Word for word, return every record.

Entries from a dataset of interfaces:
--- START ---
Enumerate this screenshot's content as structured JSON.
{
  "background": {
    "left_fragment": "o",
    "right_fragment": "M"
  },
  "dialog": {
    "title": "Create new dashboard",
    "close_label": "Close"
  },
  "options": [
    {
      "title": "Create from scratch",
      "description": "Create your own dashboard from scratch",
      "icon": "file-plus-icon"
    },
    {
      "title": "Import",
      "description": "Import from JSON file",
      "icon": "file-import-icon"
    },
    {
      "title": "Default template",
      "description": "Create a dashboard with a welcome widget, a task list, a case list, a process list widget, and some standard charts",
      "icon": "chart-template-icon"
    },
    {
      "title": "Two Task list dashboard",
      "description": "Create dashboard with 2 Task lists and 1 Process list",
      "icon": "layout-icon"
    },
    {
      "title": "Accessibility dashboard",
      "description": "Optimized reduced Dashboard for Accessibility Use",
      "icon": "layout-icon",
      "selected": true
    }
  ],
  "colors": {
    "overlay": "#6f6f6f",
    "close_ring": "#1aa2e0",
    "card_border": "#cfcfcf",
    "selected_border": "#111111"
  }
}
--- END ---
** SOLVED PROBLEM **
Enumerate this screenshot's content as structured JSON.
{
  "background": {
    "left_fragment": "o",
    "right_fragment": "M"
  },
  "dialog": {
    "title": "Create new dashboard",
    "close_label": "Close"
  },
  "options": [
    {
      "title": "Create from scratch",
      "description": "Create your own dashboard from scratch",
      "icon": "file-plus-icon"
    },
    {
      "title": "Import",
      "description": "Import from JSON file",
      "icon": "file-import-icon"
    },
    {
      "title": "Default template",
      "description": "Create a dashboard with a welcome widget, a task list, a case list, a process list widget, and some standard charts",
      "icon": "chart-template-icon"
    },
    {
      "title": "Two Task list dashboard",
      "description": "Create dashboard with 2 Task lists and 1 Process list",
      "icon": "layout-icon"
    },
    {
      "title": "Accessibility dashboard",
      "description": "Optimized reduced Dashboard for Accessibility Use",
      "icon": "layout-icon",
      "selected": true
    }
  ],
  "colors": {
    "overlay": "#6f6f6f",
    "close_ring": "#1aa2e0",
    "card_border": "#cfcfcf",
    "selected_border": "#111111"
  }
}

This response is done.